In Drosophila, mutations in the gene eyes absent (eya) lead to severe defects in eye development. The functions of its mammalian orthologs Eya1-4 are only partially understood so far. In humans EYA1 haploinsufficiency is responsible for branchio-otorenal (BOR) syndrome or branchio-oto (BO) syndrome. BOR is an autosomal dominant disorder characterized by branchial cysts, ear malformations, hearing loss and renal abnormalities.
To better understand the function of the Eya genes in mammals, the phenotype of young adult Eya3 knockout mouse mutants was systematically analyzed within the German Mouse Clinic.
Previous analysis of expression patterns of Eya3 by in-situ hybridizations and b-Gal-staining of Eya3 mutant mice showed abundant expression of the gene throughout development, e.g. in brain, eyes, heart, somites and limbs suggesting pleiotropic effects of the mutated gene. Similar expression has been found in zebrafish embryos while the expression pattern in Xenopus embryos differs significantly.
Hence it might be possible that the Eya3 gene has different functions in different vertebrate species (mouse, human, fish and frog).
Phenotyping of Eya3 mutant mice in the German Mouse Clinic demonstrated a broad spectrum of physiological changes. The mutants showed decreased bone mineral content and shorter body length. In the lung, the tidal volume at rest was decreased, and the electrocardiography showed variations from the healthy pattern. Behavioral analysis of the mutants demonstrated that mutant mice are sligthly more curious but move less than their wild-type littermates. No obvious defects were found in the eyes, ears and kidneys of Eya3 mutant mice compared to the situation in humans with only one functioning copy of the EYA1 gene. All the diverse variations were found in young mutant mice. It might be possible that the phenotype becomes stronger when the mice become older.

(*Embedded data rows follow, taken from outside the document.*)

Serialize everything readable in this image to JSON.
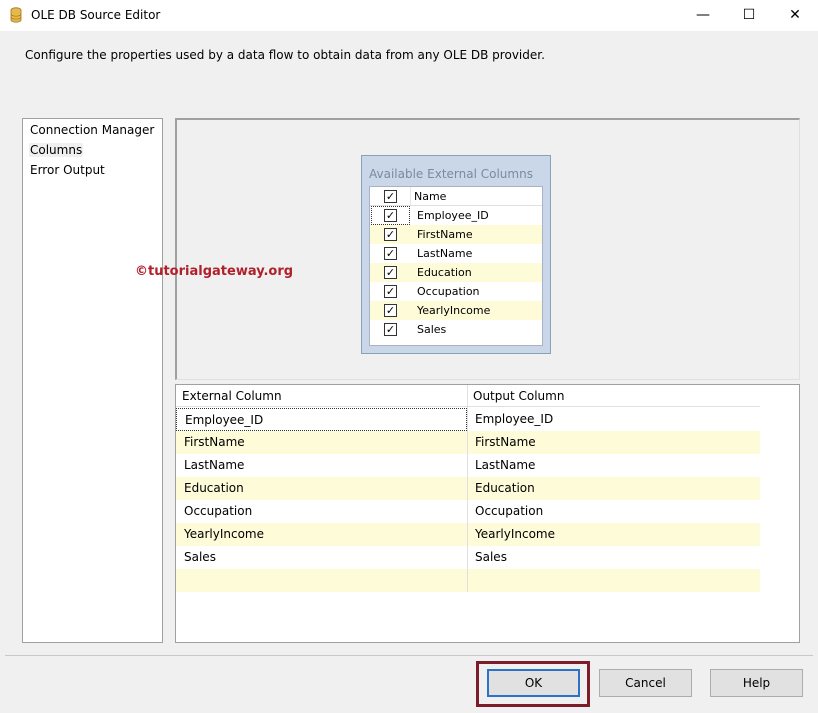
{
  "window": {
    "title": "OLE DB Source Editor",
    "minimize_glyph": "—",
    "maximize_glyph": "☐",
    "close_glyph": "✕",
    "icon": "database-icon"
  },
  "description": "Configure the properties used by a data flow to obtain data from any OLE DB provider.",
  "nav": {
    "items": [
      {
        "label": "Connection Manager",
        "selected": false
      },
      {
        "label": "Columns",
        "selected": true
      },
      {
        "label": "Error Output",
        "selected": false
      }
    ]
  },
  "available_columns": {
    "title": "Available External Columns",
    "header": "Name",
    "check_glyph": "✓",
    "columns": [
      {
        "name": "Employee_ID",
        "checked": true
      },
      {
        "name": "FirstName",
        "checked": true
      },
      {
        "name": "LastName",
        "checked": true
      },
      {
        "name": "Education",
        "checked": true
      },
      {
        "name": "Occupation",
        "checked": true
      },
      {
        "name": "YearlyIncome",
        "checked": true
      },
      {
        "name": "Sales",
        "checked": true
      }
    ]
  },
  "watermark": "©tutorialgateway.org",
  "mapping_grid": {
    "headers": [
      "External Column",
      "Output Column"
    ],
    "rows": [
      [
        "Employee_ID",
        "Employee_ID"
      ],
      [
        "FirstName",
        "FirstName"
      ],
      [
        "LastName",
        "LastName"
      ],
      [
        "Education",
        "Education"
      ],
      [
        "Occupation",
        "Occupation"
      ],
      [
        "YearlyIncome",
        "YearlyIncome"
      ],
      [
        "Sales",
        "Sales"
      ],
      [
        "",
        ""
      ]
    ]
  },
  "buttons": {
    "ok": "OK",
    "cancel": "Cancel",
    "help": "Help"
  },
  "colors": {
    "alt_row": "#fdfbd8",
    "watermark": "#b0202a",
    "ok_highlight": "#7b1d2a",
    "default_button_border": "#2b72c8"
  }
}
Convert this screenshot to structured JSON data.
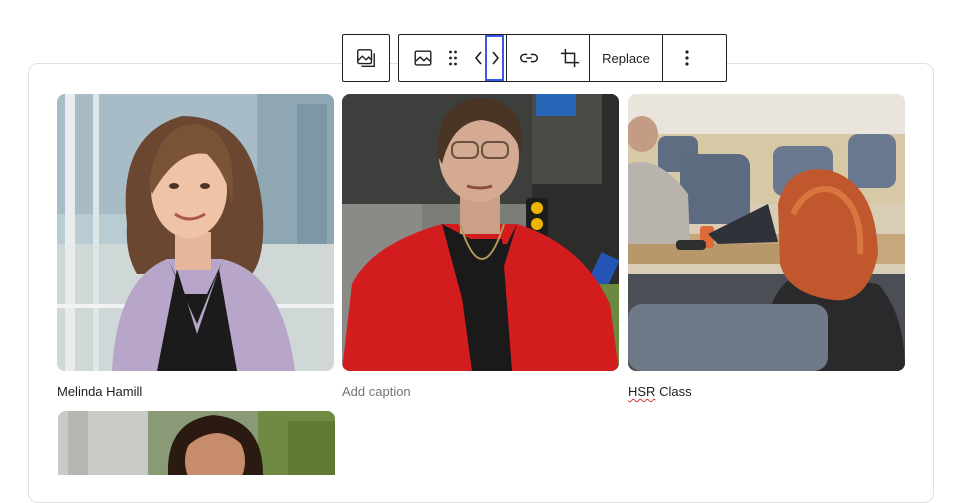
{
  "toolbar": {
    "parent_button": {
      "icon": "gallery-parent-icon"
    },
    "image_type_icon": "image-icon",
    "drag_handle_icon": "drag-handle-icon",
    "move_left_icon": "chevron-left-icon",
    "move_right_icon": "chevron-right-icon",
    "link_icon": "link-icon",
    "crop_icon": "crop-icon",
    "replace_label": "Replace",
    "more_icon": "more-vertical-icon"
  },
  "gallery": {
    "images": [
      {
        "caption": "Melinda Hamill",
        "caption_is_placeholder": false
      },
      {
        "caption": "Add caption",
        "caption_is_placeholder": true
      },
      {
        "caption_prefix": "HSR",
        "caption_suffix": " Class",
        "caption_is_placeholder": false
      },
      {
        "caption": "",
        "caption_is_placeholder": false
      }
    ]
  },
  "colors": {
    "focus_blue": "#3858e9",
    "toolbar_border": "#1e1e1e",
    "caption_placeholder": "#757575",
    "block_border": "#e0e0e0"
  }
}
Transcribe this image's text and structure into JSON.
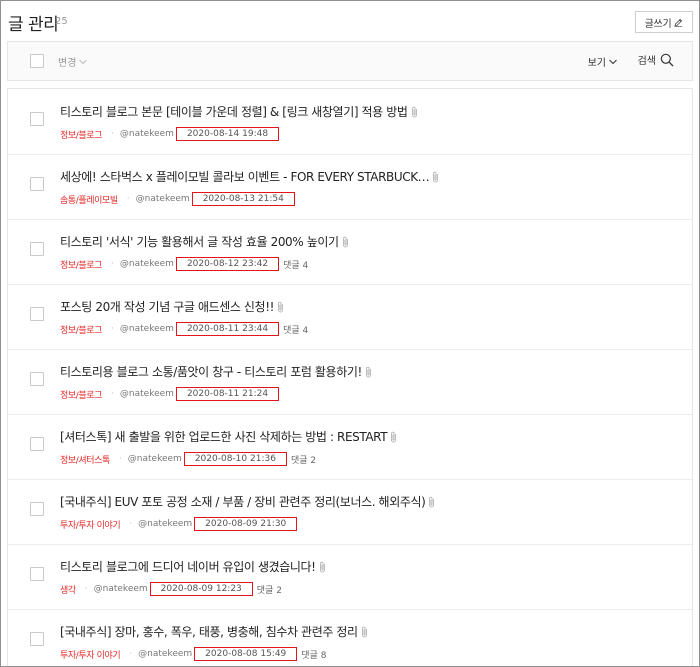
{
  "header": {
    "title": "글 관리",
    "count": "25",
    "write_label": "글쓰기",
    "write_icon": "pencil-icon"
  },
  "toolbar": {
    "change_label": "변경",
    "view_label": "보기",
    "search_label": "검색",
    "search_icon": "search-icon"
  },
  "colors": {
    "category": "#e52929",
    "date_box": "#e0161c"
  },
  "posts": [
    {
      "title": "티스토리 블로그 본문 [테이블 가운데 정렬] & [링크 새창열기] 적용 방법",
      "category": "정보/블로그",
      "author": "@natekeem",
      "date": "2020-08-14 19:48",
      "comments": ""
    },
    {
      "title": "세상에! 스타벅스 x 플레이모빌 콜라보 이벤트 - FOR EVERY STARBUCK…",
      "category": "솜통/플레이모빌",
      "author": "@natekeem",
      "date": "2020-08-13 21:54",
      "comments": ""
    },
    {
      "title": "티스토리 '서식' 기능 활용해서 글 작성 효율 200% 높이기",
      "category": "정보/블로그",
      "author": "@natekeem",
      "date": "2020-08-12 23:42",
      "comments": "댓글 4"
    },
    {
      "title": "포스팅 20개 작성 기념 구글 애드센스 신청!!",
      "category": "정보/블로그",
      "author": "@natekeem",
      "date": "2020-08-11 23:44",
      "comments": "댓글 4"
    },
    {
      "title": "티스토리용 블로그 소통/품앗이 창구 - 티스토리 포럼 활용하기!",
      "category": "정보/블로그",
      "author": "@natekeem",
      "date": "2020-08-11 21:24",
      "comments": ""
    },
    {
      "title": "[셔터스톡] 새 출발을 위한 업로드한 사진 삭제하는 방법 : RESTART",
      "category": "정보/셔터스톡",
      "author": "@natekeem",
      "date": "2020-08-10 21:36",
      "comments": "댓글 2"
    },
    {
      "title": "[국내주식] EUV 포토 공정 소재 / 부품 / 장비 관련주 정리(보너스. 해외주식)",
      "category": "투자/투자 이야기",
      "author": "@natekeem",
      "date": "2020-08-09 21:30",
      "comments": ""
    },
    {
      "title": "티스토리 블로그에 드디어 네이버 유입이 생겼습니다!",
      "category": "생각",
      "author": "@natekeem",
      "date": "2020-08-09 12:23",
      "comments": "댓글 2"
    },
    {
      "title": "[국내주식] 장마, 홍수, 폭우, 태풍, 병충해, 침수차 관련주 정리",
      "category": "투자/투자 이야기",
      "author": "@natekeem",
      "date": "2020-08-08 15:49",
      "comments": "댓글 8"
    }
  ]
}
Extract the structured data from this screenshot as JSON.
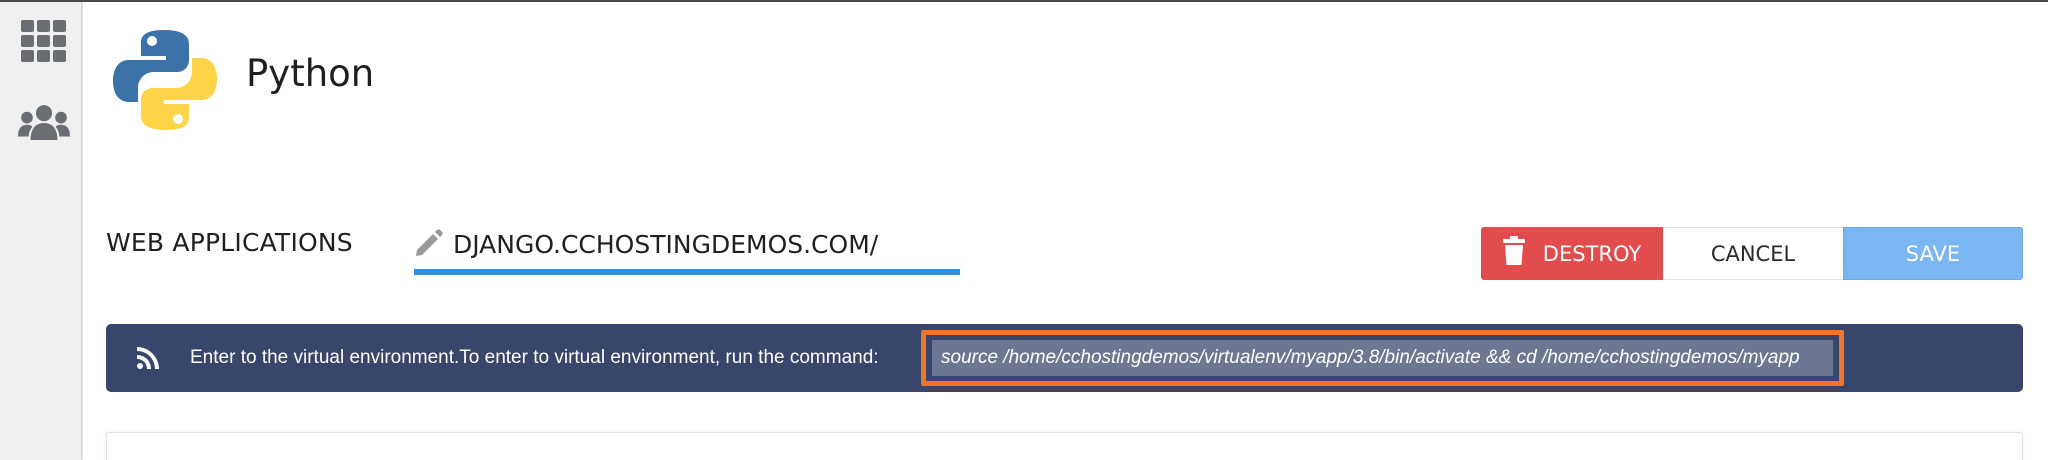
{
  "app": {
    "title": "Python",
    "logo_icon": "python-logo"
  },
  "sidebar": {
    "items": [
      {
        "icon": "apps-grid-icon"
      },
      {
        "icon": "users-icon"
      }
    ]
  },
  "section": {
    "label": "WEB APPLICATIONS",
    "app_name": "DJANGO.CCHOSTINGDEMOS.COM/",
    "edit_icon": "pencil-icon",
    "underline_color": "#2f8de4"
  },
  "actions": {
    "destroy_label": "DESTROY",
    "destroy_icon": "trash-icon",
    "cancel_label": "CANCEL",
    "save_label": "SAVE",
    "destroy_color": "#e24c4d",
    "save_color": "#7ab6f1"
  },
  "notice": {
    "icon": "rss-feed-icon",
    "message": "Enter to the virtual environment.To enter to virtual environment, run the command:",
    "command": "source /home/cchostingdemos/virtualenv/myapp/3.8/bin/activate && cd /home/cchostingdemos/myapp",
    "background_color": "#39466b",
    "highlight_color": "#ed7631"
  }
}
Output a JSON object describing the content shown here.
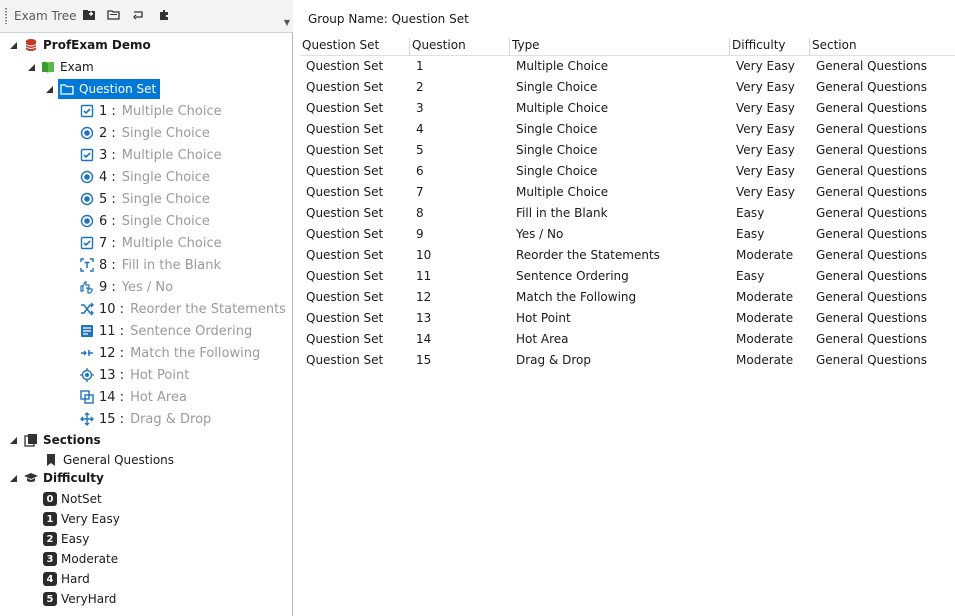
{
  "toolbar": {
    "title": "Exam Tree",
    "buttons": [
      "new-group-icon",
      "open-folder-icon",
      "refresh-icon",
      "plugin-icon"
    ]
  },
  "tree": {
    "root": {
      "label": "ProfExam Demo",
      "icon": "database-icon"
    },
    "exam": {
      "label": "Exam",
      "icon": "book-icon"
    },
    "question_set": {
      "label": "Question Set",
      "icon": "folder-icon"
    },
    "questions": [
      {
        "num": "1 :",
        "label": "Multiple Choice",
        "icon": "checkbox-icon"
      },
      {
        "num": "2 :",
        "label": "Single Choice",
        "icon": "radio-icon"
      },
      {
        "num": "3 :",
        "label": "Multiple Choice",
        "icon": "checkbox-icon"
      },
      {
        "num": "4 :",
        "label": "Single Choice",
        "icon": "radio-icon"
      },
      {
        "num": "5 :",
        "label": "Single Choice",
        "icon": "radio-icon"
      },
      {
        "num": "6 :",
        "label": "Single Choice",
        "icon": "radio-icon"
      },
      {
        "num": "7 :",
        "label": "Multiple Choice",
        "icon": "checkbox-icon"
      },
      {
        "num": "8 :",
        "label": "Fill in the Blank",
        "icon": "fill-blank-icon"
      },
      {
        "num": "9 :",
        "label": "Yes / No",
        "icon": "thumbs-icon"
      },
      {
        "num": "10 :",
        "label": "Reorder the Statements",
        "icon": "shuffle-icon"
      },
      {
        "num": "11 :",
        "label": "Sentence Ordering",
        "icon": "sentence-icon"
      },
      {
        "num": "12 :",
        "label": "Match the Following",
        "icon": "match-icon"
      },
      {
        "num": "13 :",
        "label": "Hot Point",
        "icon": "target-icon"
      },
      {
        "num": "14 :",
        "label": "Hot Area",
        "icon": "hot-area-icon"
      },
      {
        "num": "15 :",
        "label": "Drag & Drop",
        "icon": "move-icon"
      }
    ],
    "sections": {
      "label": "Sections",
      "icon": "sections-icon",
      "items": [
        "General Questions"
      ]
    },
    "difficulty": {
      "label": "Difficulty",
      "icon": "graduation-cap-icon",
      "items": [
        {
          "badge": "0",
          "label": "NotSet"
        },
        {
          "badge": "1",
          "label": "Very Easy"
        },
        {
          "badge": "2",
          "label": "Easy"
        },
        {
          "badge": "3",
          "label": "Moderate"
        },
        {
          "badge": "4",
          "label": "Hard"
        },
        {
          "badge": "5",
          "label": "VeryHard"
        }
      ]
    }
  },
  "content": {
    "group_name": "Group Name: Question Set",
    "columns": [
      "Question Set",
      "Question",
      "Type",
      "Difficulty",
      "Section"
    ],
    "rows": [
      [
        "Question Set",
        "1",
        "Multiple Choice",
        "Very Easy",
        "General Questions"
      ],
      [
        "Question Set",
        "2",
        "Single Choice",
        "Very Easy",
        "General Questions"
      ],
      [
        "Question Set",
        "3",
        "Multiple Choice",
        "Very Easy",
        "General Questions"
      ],
      [
        "Question Set",
        "4",
        "Single Choice",
        "Very Easy",
        "General Questions"
      ],
      [
        "Question Set",
        "5",
        "Single Choice",
        "Very Easy",
        "General Questions"
      ],
      [
        "Question Set",
        "6",
        "Single Choice",
        "Very Easy",
        "General Questions"
      ],
      [
        "Question Set",
        "7",
        "Multiple Choice",
        "Very Easy",
        "General Questions"
      ],
      [
        "Question Set",
        "8",
        "Fill in the Blank",
        "Easy",
        "General Questions"
      ],
      [
        "Question Set",
        "9",
        "Yes / No",
        "Easy",
        "General Questions"
      ],
      [
        "Question Set",
        "10",
        "Reorder the Statements",
        "Moderate",
        "General Questions"
      ],
      [
        "Question Set",
        "11",
        "Sentence Ordering",
        "Easy",
        "General Questions"
      ],
      [
        "Question Set",
        "12",
        "Match the Following",
        "Moderate",
        "General Questions"
      ],
      [
        "Question Set",
        "13",
        "Hot Point",
        "Moderate",
        "General Questions"
      ],
      [
        "Question Set",
        "14",
        "Hot Area",
        "Moderate",
        "General Questions"
      ],
      [
        "Question Set",
        "15",
        "Drag & Drop",
        "Moderate",
        "General Questions"
      ]
    ]
  },
  "colors": {
    "selection": "#0078d7",
    "icon_blue": "#1e73be",
    "db_red": "#c0392b",
    "book_green": "#3a9a2f"
  }
}
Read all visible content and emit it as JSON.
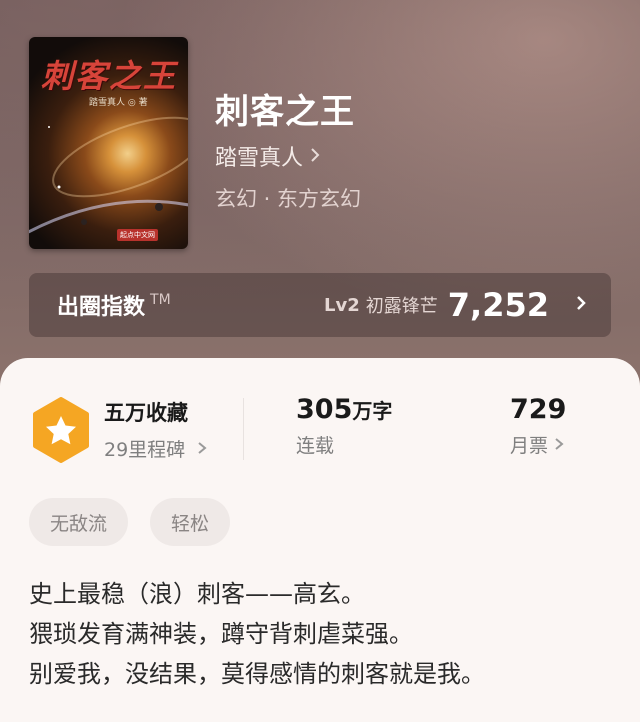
{
  "book": {
    "cover_title": "刺客之王",
    "cover_author": "踏雪真人 ◎ 著",
    "cover_publisher": "起点中文网",
    "title": "刺客之王",
    "author": "踏雪真人",
    "genre": "玄幻 · 东方玄幻"
  },
  "rank": {
    "title": "出圈指数",
    "tm": "TM",
    "level": "Lv2",
    "level_name": "初露锋芒",
    "score": "7,252"
  },
  "stats": {
    "favorites": "五万收藏",
    "milestones": "29里程碑",
    "word_count_number": "305",
    "word_count_unit": "万字",
    "status": "连载",
    "monthly_tickets": "729",
    "monthly_tickets_label": "月票"
  },
  "tags": [
    "无敌流",
    "轻松"
  ],
  "description": [
    "史上最稳（浪）刺客——高玄。",
    "猥琐发育满神装，蹲守背刺虐菜强。",
    "别爱我，没结果，莫得感情的刺客就是我。"
  ],
  "icons": {
    "chevron": "chevron-right-icon",
    "badge": "star-hexagon-icon"
  },
  "colors": {
    "badge_orange": "#f5a623",
    "panel_bg": "#fbf6f4",
    "tag_bg": "#efe9e7"
  }
}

Pleiotropic effects in Eya3 knockout mice“, Söker et al, BMC 2008, 8:118
For further information pleas contact
Prof. Dr. Jochen Graw
Phone: +49 (0)89 3187 2610